- Tuesday | 01 Sep, 1992
- Tariq Banuri
- Working Papers
This paper looks at the various perspectives and experiences brought together at UNCED. The focus of the analysis is on differences in perceptions between the North and the South, as exhibited in the four "sites" of UNCED: intergovernmental negotiations, the NGO mela (festival or fair), the exercise in adult education through the mass media, and a forum for the excercise of political leadership. The argument is that while the first three events were successful, the fourth was a total failure. As a result, while the process help identify and consolidate national positions, it did not make progress towards creation of a political or moral community, without which global collective action is inconceivable.
When Chou En Lai was asked what he thought the effect of the French Revolution had been on world history, he replied, "[I]t is too early to tell." UNCED may not be in the same class as the French revolution (although many hoped that it would be a major turning point in our history) but even in its case three months are hardly sufficient to assess its impact. Nevertheless, now that it has come and gone we can at least begin to unravel its strands without fear of prejudicing the most immediate outcome.
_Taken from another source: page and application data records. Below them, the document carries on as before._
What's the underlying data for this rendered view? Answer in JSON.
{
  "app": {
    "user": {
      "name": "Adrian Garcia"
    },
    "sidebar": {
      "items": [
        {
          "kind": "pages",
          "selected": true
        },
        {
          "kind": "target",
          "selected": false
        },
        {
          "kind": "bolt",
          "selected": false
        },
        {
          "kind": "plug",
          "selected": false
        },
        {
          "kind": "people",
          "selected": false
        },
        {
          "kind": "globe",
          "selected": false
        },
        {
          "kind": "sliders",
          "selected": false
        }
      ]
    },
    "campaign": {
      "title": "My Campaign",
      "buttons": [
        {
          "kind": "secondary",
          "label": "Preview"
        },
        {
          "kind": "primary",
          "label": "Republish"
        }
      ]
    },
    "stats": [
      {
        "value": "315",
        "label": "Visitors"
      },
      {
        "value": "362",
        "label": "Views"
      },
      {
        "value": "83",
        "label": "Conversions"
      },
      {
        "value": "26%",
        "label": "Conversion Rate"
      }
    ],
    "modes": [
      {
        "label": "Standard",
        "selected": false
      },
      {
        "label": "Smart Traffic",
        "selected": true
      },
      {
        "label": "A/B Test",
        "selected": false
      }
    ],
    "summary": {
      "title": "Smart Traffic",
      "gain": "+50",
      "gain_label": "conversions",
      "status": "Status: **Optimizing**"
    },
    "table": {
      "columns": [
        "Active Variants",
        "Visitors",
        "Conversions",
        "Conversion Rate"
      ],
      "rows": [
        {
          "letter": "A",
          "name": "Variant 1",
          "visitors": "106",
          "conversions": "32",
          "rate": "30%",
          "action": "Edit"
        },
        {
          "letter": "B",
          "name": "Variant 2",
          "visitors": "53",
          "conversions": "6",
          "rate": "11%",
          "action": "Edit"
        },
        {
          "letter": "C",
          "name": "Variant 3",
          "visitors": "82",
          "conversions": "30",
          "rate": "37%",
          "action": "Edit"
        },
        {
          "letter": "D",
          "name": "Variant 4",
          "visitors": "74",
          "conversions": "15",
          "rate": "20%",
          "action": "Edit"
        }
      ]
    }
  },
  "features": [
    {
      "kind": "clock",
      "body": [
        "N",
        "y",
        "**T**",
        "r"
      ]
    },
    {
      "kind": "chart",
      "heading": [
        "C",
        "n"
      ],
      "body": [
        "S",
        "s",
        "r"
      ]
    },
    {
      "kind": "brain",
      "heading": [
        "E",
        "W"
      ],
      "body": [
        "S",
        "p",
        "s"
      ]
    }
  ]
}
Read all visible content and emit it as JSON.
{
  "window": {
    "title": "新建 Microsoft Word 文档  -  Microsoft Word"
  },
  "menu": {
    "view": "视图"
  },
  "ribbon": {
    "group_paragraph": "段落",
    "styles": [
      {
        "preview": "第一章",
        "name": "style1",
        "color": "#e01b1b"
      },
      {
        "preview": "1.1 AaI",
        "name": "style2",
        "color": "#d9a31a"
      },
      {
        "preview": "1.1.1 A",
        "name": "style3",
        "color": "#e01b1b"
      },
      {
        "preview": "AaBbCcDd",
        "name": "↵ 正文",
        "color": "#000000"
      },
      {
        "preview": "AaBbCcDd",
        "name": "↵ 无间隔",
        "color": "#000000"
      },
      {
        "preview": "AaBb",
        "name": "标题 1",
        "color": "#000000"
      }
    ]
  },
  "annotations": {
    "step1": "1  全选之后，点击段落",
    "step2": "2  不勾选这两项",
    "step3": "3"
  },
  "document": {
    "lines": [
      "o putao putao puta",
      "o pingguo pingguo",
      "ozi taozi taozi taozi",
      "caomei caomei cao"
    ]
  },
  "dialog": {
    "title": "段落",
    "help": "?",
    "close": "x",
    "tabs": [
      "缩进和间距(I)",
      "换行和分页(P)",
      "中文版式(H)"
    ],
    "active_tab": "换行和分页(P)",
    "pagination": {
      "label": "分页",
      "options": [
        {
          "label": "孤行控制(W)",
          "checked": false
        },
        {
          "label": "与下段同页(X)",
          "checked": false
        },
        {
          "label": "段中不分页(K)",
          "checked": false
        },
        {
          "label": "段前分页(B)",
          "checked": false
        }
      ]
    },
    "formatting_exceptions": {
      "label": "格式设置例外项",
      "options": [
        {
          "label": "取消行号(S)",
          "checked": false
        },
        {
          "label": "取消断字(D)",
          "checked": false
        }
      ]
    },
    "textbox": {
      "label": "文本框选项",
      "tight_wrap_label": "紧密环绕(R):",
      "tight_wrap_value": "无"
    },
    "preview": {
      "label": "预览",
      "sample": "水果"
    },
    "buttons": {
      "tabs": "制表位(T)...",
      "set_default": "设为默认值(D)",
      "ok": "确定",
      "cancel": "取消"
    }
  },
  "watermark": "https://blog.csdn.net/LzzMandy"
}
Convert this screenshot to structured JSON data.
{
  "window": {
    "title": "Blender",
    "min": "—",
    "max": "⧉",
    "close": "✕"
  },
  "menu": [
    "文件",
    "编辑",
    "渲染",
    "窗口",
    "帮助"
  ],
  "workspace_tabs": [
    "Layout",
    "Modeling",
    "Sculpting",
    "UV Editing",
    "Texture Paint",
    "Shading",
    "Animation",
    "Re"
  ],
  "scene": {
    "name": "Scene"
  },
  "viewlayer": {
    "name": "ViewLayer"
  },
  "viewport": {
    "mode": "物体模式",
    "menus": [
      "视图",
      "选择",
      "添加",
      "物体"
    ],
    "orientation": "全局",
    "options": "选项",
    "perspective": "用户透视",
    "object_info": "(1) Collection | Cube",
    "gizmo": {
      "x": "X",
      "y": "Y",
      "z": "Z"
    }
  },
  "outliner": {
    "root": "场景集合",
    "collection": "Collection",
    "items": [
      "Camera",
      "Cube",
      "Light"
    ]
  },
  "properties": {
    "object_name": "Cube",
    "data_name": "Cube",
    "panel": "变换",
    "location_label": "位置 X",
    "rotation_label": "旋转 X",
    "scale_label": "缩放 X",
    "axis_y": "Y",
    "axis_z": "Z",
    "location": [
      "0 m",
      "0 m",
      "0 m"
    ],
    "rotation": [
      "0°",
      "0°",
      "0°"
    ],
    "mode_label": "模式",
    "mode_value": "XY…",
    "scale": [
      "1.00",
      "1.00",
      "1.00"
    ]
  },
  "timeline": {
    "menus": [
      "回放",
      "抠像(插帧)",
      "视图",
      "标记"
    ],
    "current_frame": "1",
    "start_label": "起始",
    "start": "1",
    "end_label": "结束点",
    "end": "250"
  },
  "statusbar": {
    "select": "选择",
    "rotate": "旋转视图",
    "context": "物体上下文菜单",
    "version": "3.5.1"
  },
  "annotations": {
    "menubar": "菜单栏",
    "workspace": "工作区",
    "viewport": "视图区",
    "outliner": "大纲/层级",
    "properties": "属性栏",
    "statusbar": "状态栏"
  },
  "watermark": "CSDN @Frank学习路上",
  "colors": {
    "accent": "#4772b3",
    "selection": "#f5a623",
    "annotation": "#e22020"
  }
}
UNCED can be approached from two different though inter-related directions: from the contrasting perspectives with which the north and the south, NGOs as well as governments, approached the event; or the various processes in which these participants and perspectives encountered each other.